Data excerpts:
= Beginning of Section =

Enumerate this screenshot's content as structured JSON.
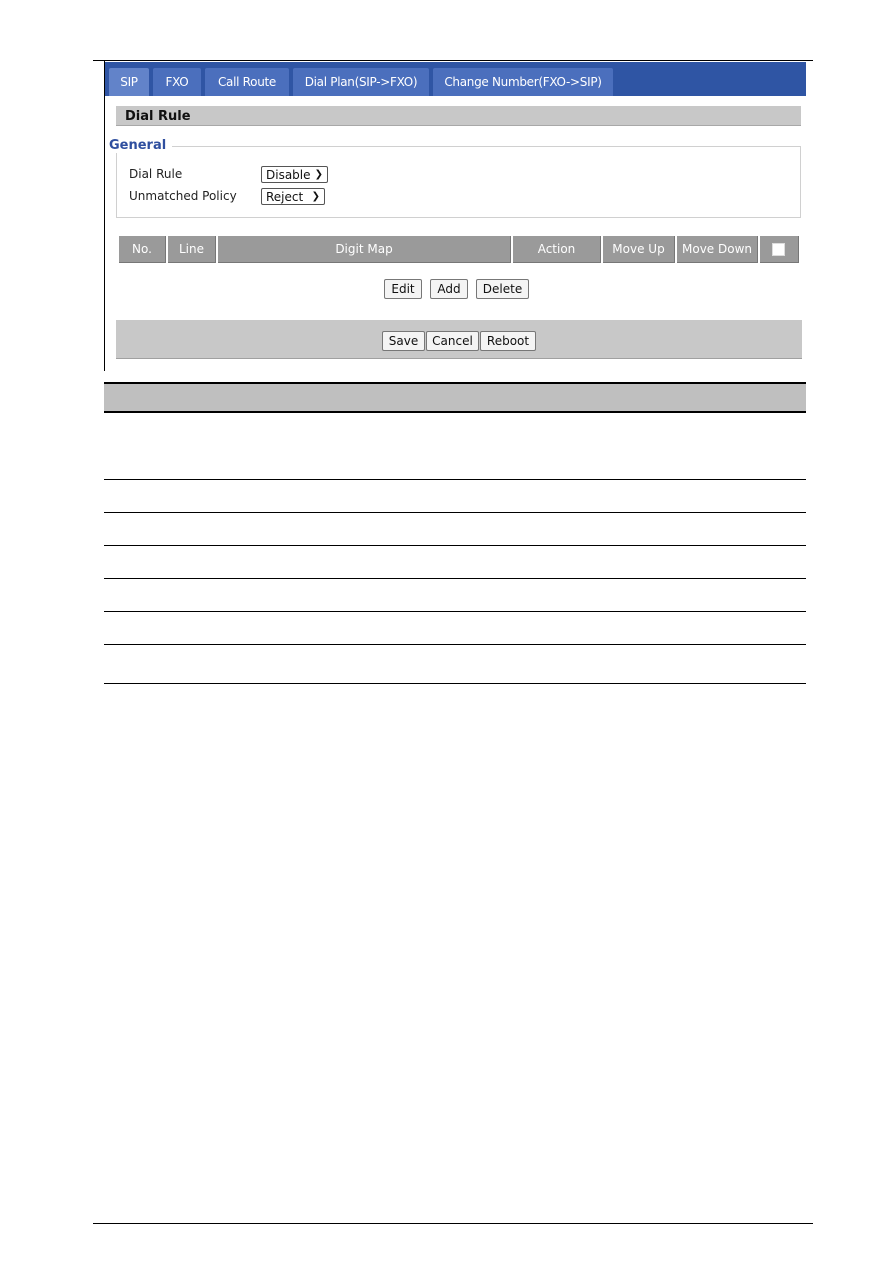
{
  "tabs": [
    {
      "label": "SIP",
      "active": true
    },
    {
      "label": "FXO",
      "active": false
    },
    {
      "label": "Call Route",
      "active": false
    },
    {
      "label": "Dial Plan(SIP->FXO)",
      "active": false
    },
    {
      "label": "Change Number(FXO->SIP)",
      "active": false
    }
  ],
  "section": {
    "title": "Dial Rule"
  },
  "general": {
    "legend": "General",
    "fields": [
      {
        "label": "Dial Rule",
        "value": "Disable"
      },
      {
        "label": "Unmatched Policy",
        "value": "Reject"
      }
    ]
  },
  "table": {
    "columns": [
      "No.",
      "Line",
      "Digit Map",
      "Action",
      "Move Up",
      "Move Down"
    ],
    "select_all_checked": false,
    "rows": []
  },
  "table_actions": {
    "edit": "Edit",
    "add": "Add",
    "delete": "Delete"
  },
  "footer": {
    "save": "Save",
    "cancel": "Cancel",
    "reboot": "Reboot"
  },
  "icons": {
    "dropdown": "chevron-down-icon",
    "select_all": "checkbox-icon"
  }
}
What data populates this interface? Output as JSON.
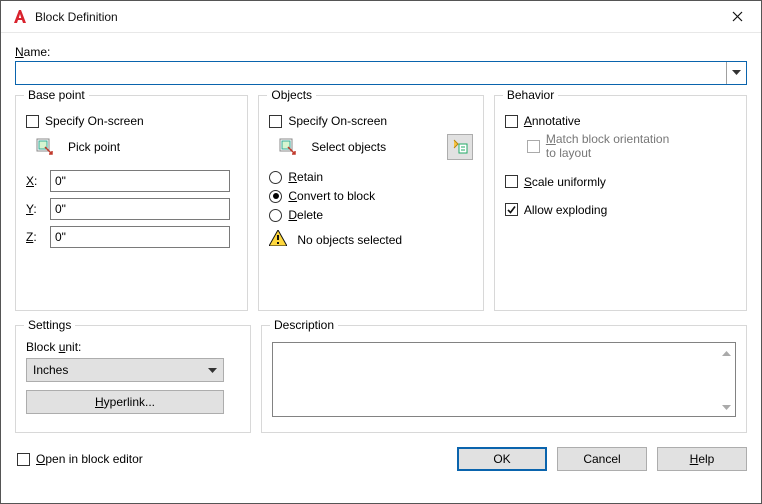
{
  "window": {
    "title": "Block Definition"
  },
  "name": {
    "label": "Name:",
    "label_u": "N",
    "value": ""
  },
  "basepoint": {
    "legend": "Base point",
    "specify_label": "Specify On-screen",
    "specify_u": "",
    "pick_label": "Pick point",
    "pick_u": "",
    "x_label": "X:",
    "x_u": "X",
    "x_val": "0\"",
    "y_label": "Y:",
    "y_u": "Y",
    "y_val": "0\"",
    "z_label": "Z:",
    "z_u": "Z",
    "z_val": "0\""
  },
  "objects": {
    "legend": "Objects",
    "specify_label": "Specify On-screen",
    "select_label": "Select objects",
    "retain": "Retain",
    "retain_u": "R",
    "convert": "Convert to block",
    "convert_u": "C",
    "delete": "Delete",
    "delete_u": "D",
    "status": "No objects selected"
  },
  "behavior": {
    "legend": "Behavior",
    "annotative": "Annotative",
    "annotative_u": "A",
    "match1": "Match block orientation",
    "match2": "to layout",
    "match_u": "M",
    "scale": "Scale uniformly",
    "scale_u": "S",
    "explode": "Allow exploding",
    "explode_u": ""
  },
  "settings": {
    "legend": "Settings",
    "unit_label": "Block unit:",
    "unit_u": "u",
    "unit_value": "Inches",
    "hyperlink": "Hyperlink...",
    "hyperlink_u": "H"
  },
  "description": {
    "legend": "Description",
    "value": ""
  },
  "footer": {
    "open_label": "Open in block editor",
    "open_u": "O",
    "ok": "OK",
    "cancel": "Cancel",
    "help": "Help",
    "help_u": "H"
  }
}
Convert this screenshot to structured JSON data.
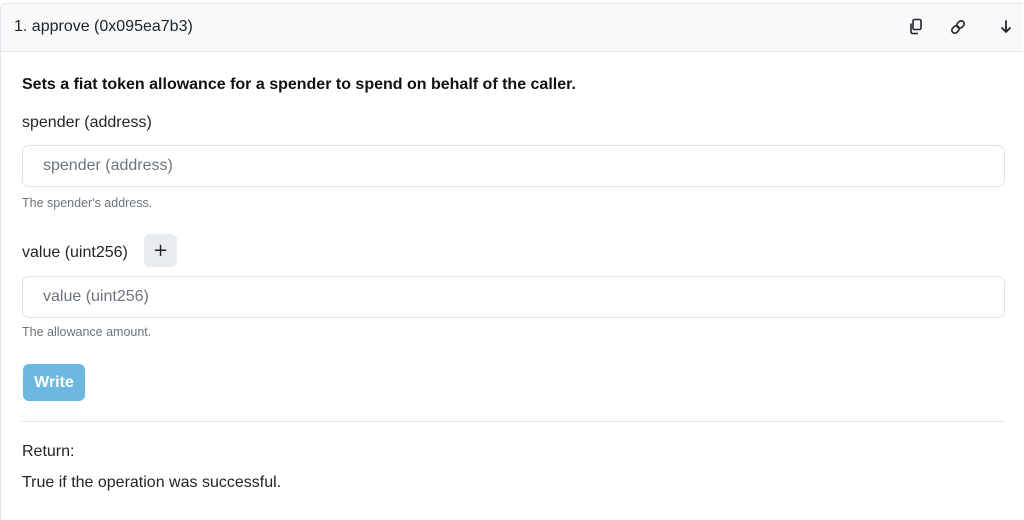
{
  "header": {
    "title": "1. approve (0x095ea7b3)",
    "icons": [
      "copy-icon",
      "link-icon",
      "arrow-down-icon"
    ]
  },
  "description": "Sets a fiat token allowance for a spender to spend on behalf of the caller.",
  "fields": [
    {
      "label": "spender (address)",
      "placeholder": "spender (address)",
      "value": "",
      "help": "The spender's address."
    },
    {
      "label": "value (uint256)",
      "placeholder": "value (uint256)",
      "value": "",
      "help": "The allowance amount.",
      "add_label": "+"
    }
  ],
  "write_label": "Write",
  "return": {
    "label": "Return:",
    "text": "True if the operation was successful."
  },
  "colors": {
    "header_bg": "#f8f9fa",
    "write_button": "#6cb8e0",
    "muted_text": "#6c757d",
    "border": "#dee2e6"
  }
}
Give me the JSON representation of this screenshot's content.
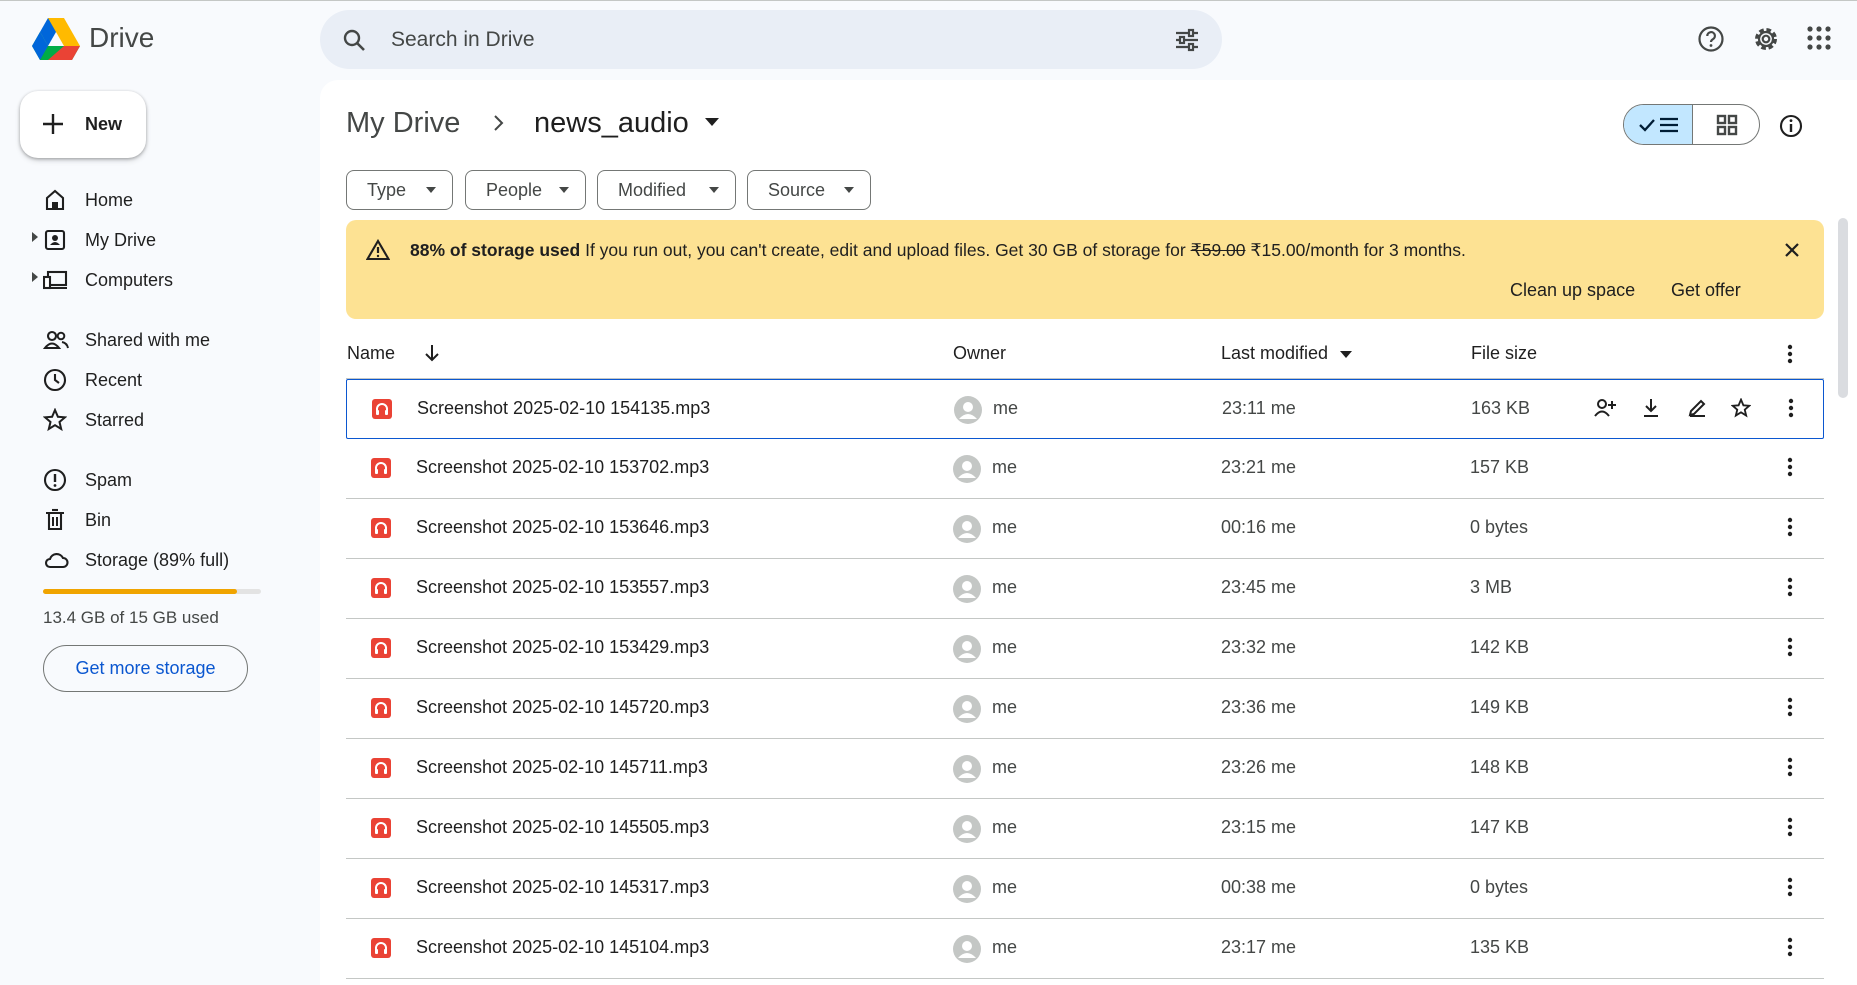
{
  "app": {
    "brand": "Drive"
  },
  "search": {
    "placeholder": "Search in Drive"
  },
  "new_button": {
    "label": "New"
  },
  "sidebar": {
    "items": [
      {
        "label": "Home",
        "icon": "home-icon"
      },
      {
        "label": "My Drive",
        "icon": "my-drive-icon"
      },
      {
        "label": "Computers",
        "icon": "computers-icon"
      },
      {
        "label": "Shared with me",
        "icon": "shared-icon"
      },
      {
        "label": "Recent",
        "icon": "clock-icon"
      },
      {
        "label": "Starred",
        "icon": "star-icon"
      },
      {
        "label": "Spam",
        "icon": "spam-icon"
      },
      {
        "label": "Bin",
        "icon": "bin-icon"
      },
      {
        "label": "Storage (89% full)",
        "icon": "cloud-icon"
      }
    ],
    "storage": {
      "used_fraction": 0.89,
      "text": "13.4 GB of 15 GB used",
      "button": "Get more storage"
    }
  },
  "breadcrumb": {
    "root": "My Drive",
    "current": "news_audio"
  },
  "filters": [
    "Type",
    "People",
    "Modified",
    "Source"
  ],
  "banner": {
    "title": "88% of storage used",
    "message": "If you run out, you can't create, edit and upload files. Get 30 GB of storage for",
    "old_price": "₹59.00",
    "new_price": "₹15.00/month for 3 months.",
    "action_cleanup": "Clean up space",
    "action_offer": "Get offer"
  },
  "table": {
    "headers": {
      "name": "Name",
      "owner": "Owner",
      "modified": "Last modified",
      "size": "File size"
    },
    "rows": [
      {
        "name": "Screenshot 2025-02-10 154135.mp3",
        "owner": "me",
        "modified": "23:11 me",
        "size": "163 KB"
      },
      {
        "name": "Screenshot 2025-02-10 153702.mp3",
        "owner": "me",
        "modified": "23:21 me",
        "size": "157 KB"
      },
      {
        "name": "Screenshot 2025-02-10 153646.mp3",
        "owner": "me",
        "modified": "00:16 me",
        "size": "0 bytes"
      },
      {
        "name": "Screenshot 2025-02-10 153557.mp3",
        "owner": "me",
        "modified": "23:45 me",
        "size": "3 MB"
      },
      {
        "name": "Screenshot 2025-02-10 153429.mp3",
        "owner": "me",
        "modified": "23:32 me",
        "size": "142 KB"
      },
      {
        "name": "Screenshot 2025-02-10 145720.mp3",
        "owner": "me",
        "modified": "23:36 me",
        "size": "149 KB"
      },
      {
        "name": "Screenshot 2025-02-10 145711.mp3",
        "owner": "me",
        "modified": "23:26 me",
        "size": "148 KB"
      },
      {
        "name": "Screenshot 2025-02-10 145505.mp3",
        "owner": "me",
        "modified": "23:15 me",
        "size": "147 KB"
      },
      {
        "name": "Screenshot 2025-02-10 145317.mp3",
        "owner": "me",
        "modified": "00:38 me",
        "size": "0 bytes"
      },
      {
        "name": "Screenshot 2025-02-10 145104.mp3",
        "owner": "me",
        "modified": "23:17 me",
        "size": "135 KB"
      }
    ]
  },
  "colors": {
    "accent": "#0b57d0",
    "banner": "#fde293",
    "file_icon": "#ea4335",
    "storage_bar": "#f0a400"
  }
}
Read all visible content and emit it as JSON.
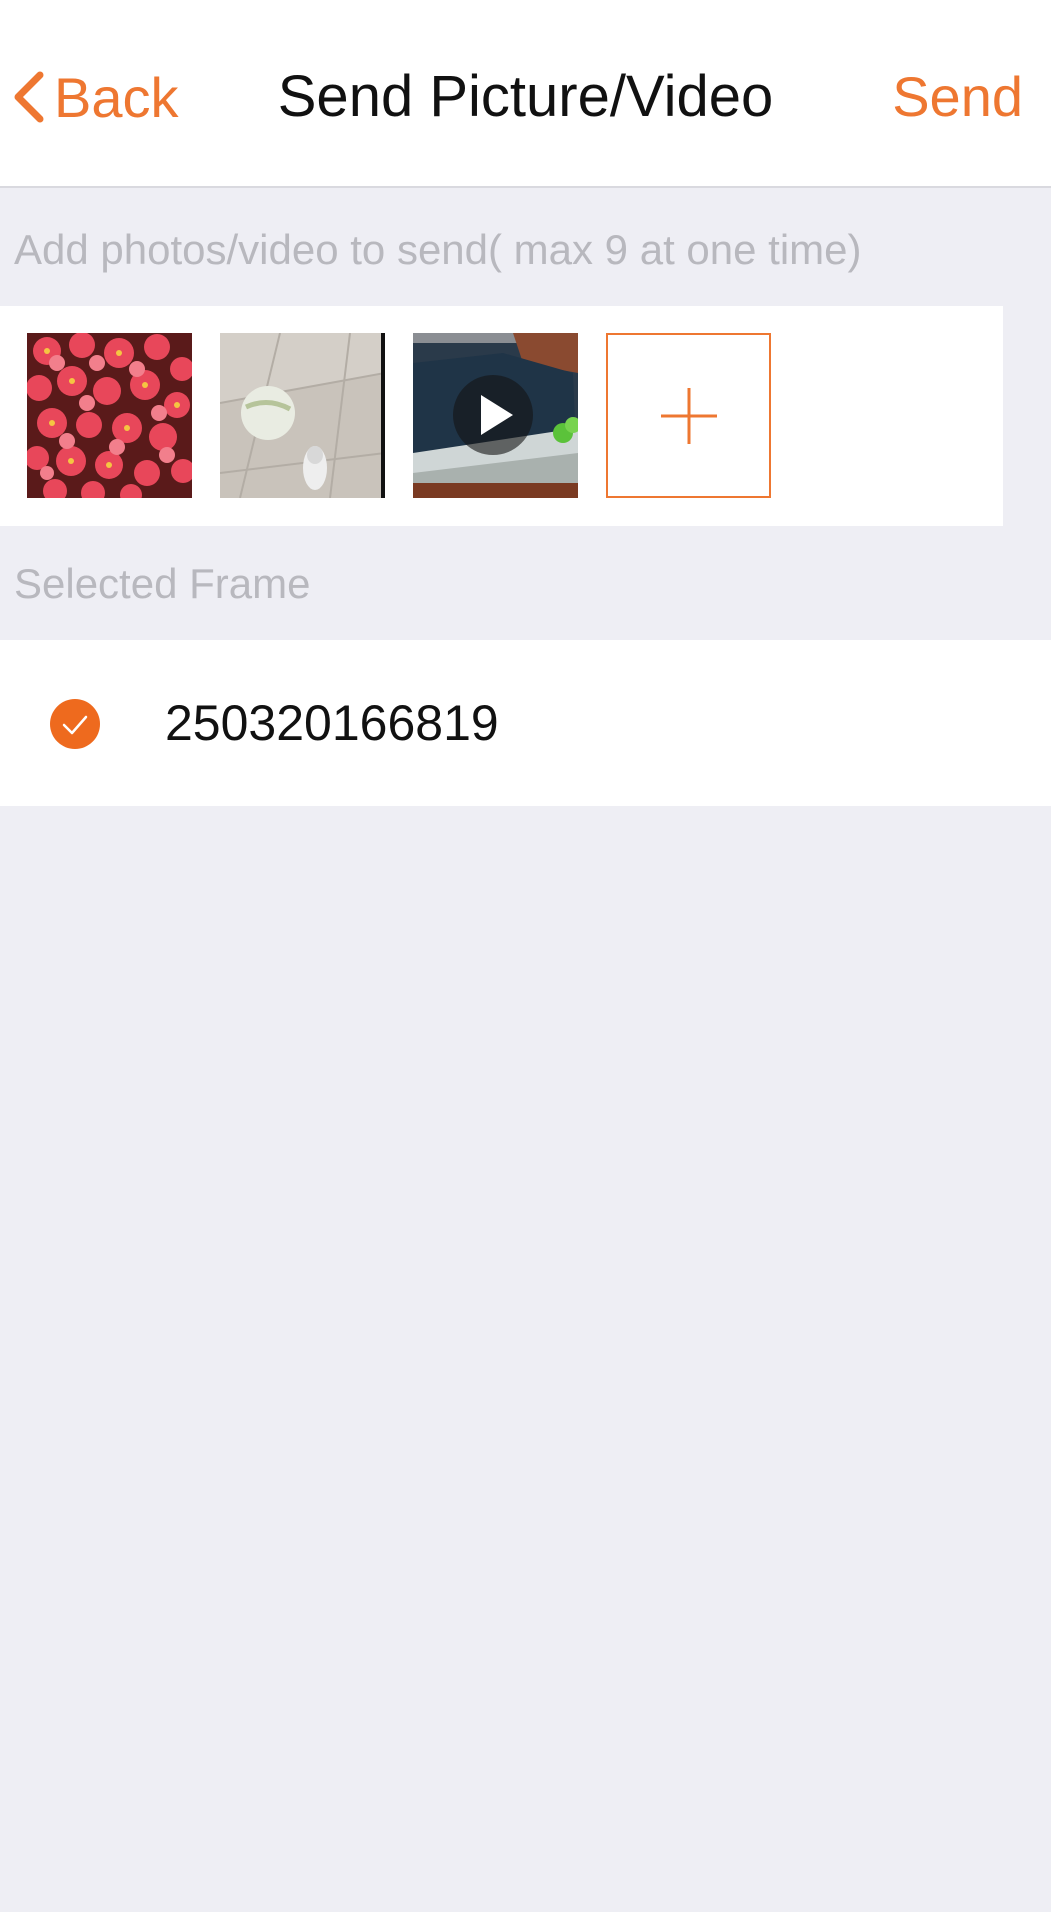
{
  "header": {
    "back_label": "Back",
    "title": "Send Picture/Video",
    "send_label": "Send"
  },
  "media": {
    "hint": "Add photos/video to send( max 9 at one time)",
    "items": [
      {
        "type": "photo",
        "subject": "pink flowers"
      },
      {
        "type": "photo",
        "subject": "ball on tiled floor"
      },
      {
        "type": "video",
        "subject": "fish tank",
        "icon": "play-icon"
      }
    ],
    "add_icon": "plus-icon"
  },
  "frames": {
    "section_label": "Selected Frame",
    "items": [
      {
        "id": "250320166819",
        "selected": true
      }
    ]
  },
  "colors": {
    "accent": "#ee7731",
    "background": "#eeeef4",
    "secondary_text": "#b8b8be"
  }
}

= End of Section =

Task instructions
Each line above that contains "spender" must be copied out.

Task response
  "description": "Sets a fiat token allowance for a spender to spend on behalf of the caller.",
      "label": "spender (address)",
      "placeholder": "spender (address)",
      "help": "The spender's address."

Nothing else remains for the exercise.